We all stood around nervously, wondering if it was going to hit the funeral home. Suddenly someone, I don't know who, said "Hey, we left Bill upstairs by himself." Someone else said, "He don't care; he's dead." That got me thinking about the funeral home blowing away and having to go look for my dad. Fortunately, that did not happen.
Eventually the all clear was called. We came back upstairs to assess damage. There were many trees down, but we had not lost power at the funeral home. The tornado had missed the Highland Park area, but had hit St. Anthony Mall, which was near where my sister Kathy and her family lived.
Kathy called when she got home. Her neighborhood was devastated. There were trees down everywhere and the windows had been blown out of her church. Fortunately, it had missed her house. She did not have power and asked that I call in the morning to make sure they woke up for the funeral.

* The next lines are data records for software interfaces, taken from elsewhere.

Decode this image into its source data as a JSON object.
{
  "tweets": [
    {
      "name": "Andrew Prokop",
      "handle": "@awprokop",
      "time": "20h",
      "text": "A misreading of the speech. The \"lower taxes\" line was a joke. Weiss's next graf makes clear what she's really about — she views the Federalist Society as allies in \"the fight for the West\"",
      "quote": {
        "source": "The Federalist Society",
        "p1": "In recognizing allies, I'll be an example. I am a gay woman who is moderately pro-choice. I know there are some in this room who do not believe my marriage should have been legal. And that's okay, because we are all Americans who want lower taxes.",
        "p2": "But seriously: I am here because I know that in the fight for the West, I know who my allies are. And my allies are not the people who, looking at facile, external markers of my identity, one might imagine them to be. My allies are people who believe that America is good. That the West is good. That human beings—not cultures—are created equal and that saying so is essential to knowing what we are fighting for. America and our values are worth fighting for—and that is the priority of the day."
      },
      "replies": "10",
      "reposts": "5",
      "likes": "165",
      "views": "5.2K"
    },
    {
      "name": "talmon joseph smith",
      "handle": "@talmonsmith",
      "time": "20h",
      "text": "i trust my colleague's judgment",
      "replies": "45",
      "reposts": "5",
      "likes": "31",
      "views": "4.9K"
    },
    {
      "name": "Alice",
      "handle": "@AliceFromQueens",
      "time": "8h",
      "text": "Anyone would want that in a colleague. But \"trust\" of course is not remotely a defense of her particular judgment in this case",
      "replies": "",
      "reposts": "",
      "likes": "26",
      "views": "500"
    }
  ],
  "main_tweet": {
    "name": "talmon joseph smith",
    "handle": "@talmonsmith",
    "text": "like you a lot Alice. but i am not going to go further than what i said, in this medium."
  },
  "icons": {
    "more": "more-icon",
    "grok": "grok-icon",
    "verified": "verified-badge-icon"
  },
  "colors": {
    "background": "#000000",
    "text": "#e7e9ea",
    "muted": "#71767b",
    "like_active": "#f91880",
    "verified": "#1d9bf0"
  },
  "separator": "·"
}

When I woke up in the morning the sky was still gray. I called Kathy, and then got ready. We met at the funeral home, and then escorted Dad's body to the church. The church had no power, so they were unable to ring the bells at the beginning of the funeral, as is the custom. We processed in and got into our places. Just as the priest was going to start the mass, the tornado siren went off again. He stated, "the Lord shall provide," and I started giggling about the siren being used in place of the bells. The funeral directors went outside to check on the skies while the funeral continued.
At the end of the funeral, we were all nervous about what we would find when we went outside. The doors opened and sun came pouring in. The skies had cleared. It was sunny and blue with a light breeze, a perfect spring day. Cindi, Kathy, and I got into the limousine, the first time I'd ever been in one. Kathy pointed out a man as we were pulling away from the church. He was my brother Mike, whom I had never met. He was from my dad's first marriage, which had ended badly.

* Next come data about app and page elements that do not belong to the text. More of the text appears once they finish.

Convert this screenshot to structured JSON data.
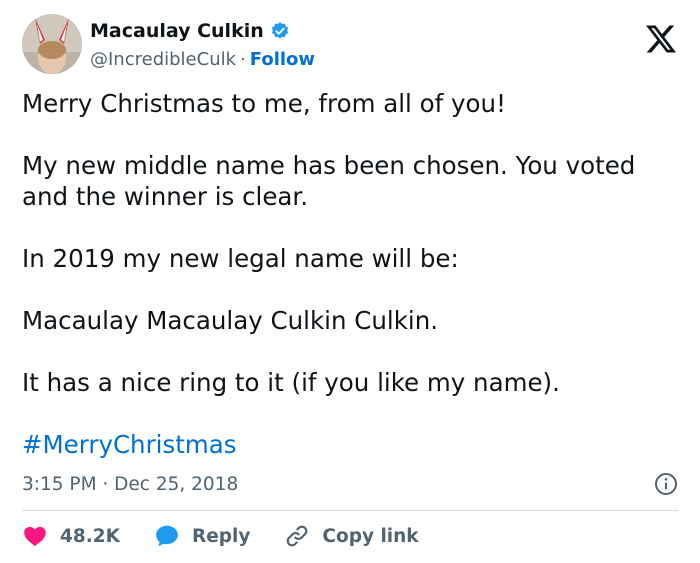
{
  "author": {
    "display_name": "Macaulay Culkin",
    "handle": "@IncredibleCulk",
    "separator": "·",
    "follow_label": "Follow"
  },
  "tweet": {
    "paragraphs": [
      "Merry Christmas to me, from all of you!",
      "My new middle name has been chosen. You voted and the winner is clear.",
      "In 2019 my new legal name will be:",
      "Macaulay Macaulay Culkin Culkin.",
      "It has a nice ring to it (if you like my name)."
    ],
    "hashtag": "#MerryChristmas",
    "timestamp": "3:15 PM · Dec 25, 2018"
  },
  "actions": {
    "likes_count": "48.2K",
    "reply_label": "Reply",
    "copy_link_label": "Copy link"
  },
  "icons": {
    "brand": "x-logo-icon",
    "verified": "verified-badge-icon",
    "info": "info-icon",
    "like": "heart-icon",
    "reply": "speech-bubble-icon",
    "copy": "link-icon"
  },
  "colors": {
    "link": "#006fd6",
    "verified": "#1d9bf0",
    "like": "#f91880",
    "secondary_text": "#536471",
    "primary_text": "#0f1419",
    "divider": "#cfd9de"
  }
}
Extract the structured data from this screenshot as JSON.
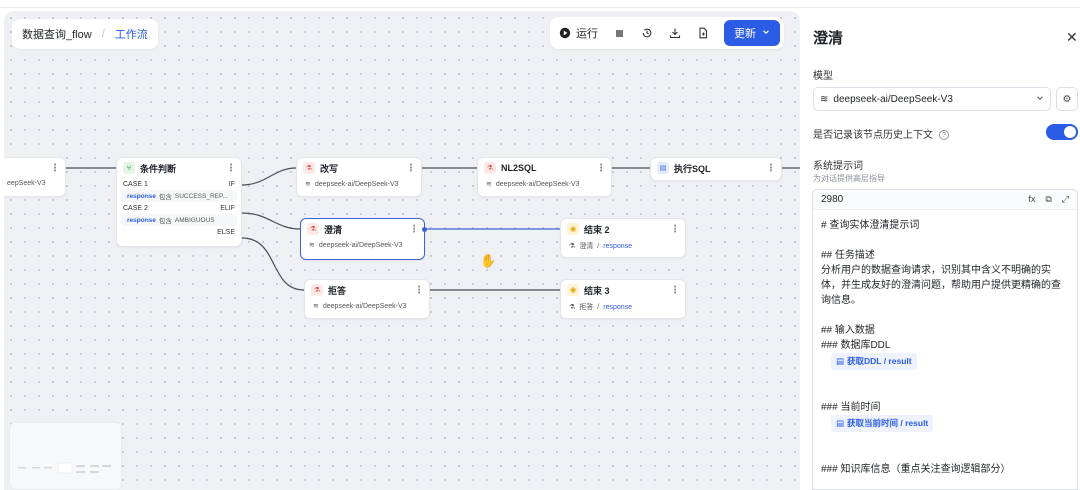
{
  "breadcrumb": {
    "flow_name": "数据查询_flow",
    "tab": "工作流"
  },
  "toolbar": {
    "run_label": "运行",
    "update_label": "更新"
  },
  "nodes": {
    "partial": {
      "model": "eepSeek-V3"
    },
    "condition": {
      "title": "条件判断",
      "case1": "CASE 1",
      "if": "IF",
      "case1_var": "response",
      "case1_op": "包含",
      "case1_val": "SUCCESS_REP...",
      "case2": "CASE 2",
      "elif": "ELIF",
      "case2_var": "response",
      "case2_op": "包含",
      "case2_val": "AMBIGUOUS",
      "else": "ELSE"
    },
    "rewrite": {
      "title": "改写",
      "model": "deepseek-ai/DeepSeek-V3"
    },
    "nl2sql": {
      "title": "NL2SQL",
      "model": "deepseek-ai/DeepSeek-V3"
    },
    "exec_sql": {
      "title": "执行SQL"
    },
    "clarify": {
      "title": "澄清",
      "model": "deepseek-ai/DeepSeek-V3"
    },
    "end2": {
      "title": "结束 2",
      "source": "澄清",
      "var": "response"
    },
    "refuse": {
      "title": "拒答",
      "model": "deepseek-ai/DeepSeek-V3"
    },
    "end3": {
      "title": "结束 3",
      "source": "拒答",
      "var": "response"
    }
  },
  "panel": {
    "title": "澄清",
    "model_label": "模型",
    "model_value": "deepseek-ai/DeepSeek-V3",
    "history_label": "是否记录该节点历史上下文",
    "history_enabled": true,
    "prompt_label": "系统提示词",
    "prompt_sub": "为对话提供高层指导",
    "token_count": "2980",
    "editor_tools": [
      "fx",
      "copy",
      "expand"
    ],
    "prompt_lines": {
      "l1": "# 查询实体澄清提示词",
      "l2": "## 任务描述",
      "l3": "分析用户的数据查询请求，识别其中含义不明确的实体，并生成友好的澄清问题，帮助用户提供更精确的查询信息。",
      "l4": "## 输入数据",
      "l5": "### 数据库DDL",
      "v1": "获取DDL / result",
      "l6": "### 当前时间",
      "v2": "获取当前时间 / result",
      "l7": "### 知识库信息（重点关注查询逻辑部分）"
    }
  },
  "colors": {
    "accent": "#2b5ce6",
    "canvas_bg": "#eef0f4"
  }
}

At Fort Snelling National Cemetery, we held the graveside service. The color guards from the VFW, American Legion, and the Saint Paul Police Department were there. All the Memorial Rifle Squad members were there as well, as Dad had been a member. Dad had a full military send off with a full 21-gun salute and a flag-draped coffin. As the oldest child in attendance I received the flag off his coffin as well as symbolic bullets.
I kept my emotions together until the trumpeter played "Taps." Hearing that song, all the grief I had been holding back because I had been too busy finally came out. I hunched over and wept. I remember people touching me, patting me, and hugging me, but I sat in my grief for a long time.
Eventually I collected myself. We went back to the church to meet with family and share food and stories. Sitting there on what turned out to be a gorgeous spring day, I went over everything I'd learned about my Dad from talking to him and listening to the stories his friends and relatives told me. I thought about how far Dad and I had come in the last few months and deeply regretted it took his dying for us to become close. I also for the first time realized just how strong I was and what I was capable of doing. Spring was definitely here and a new breeze was building in the skies.
wow, Stephanie, you portrayed such a tough, heartbreaking time in your life so beautifully. This is a bittersweet piece, raw, bold, truthful.I loved the way that you wove in the seasons/nature..throughout. Keep writing.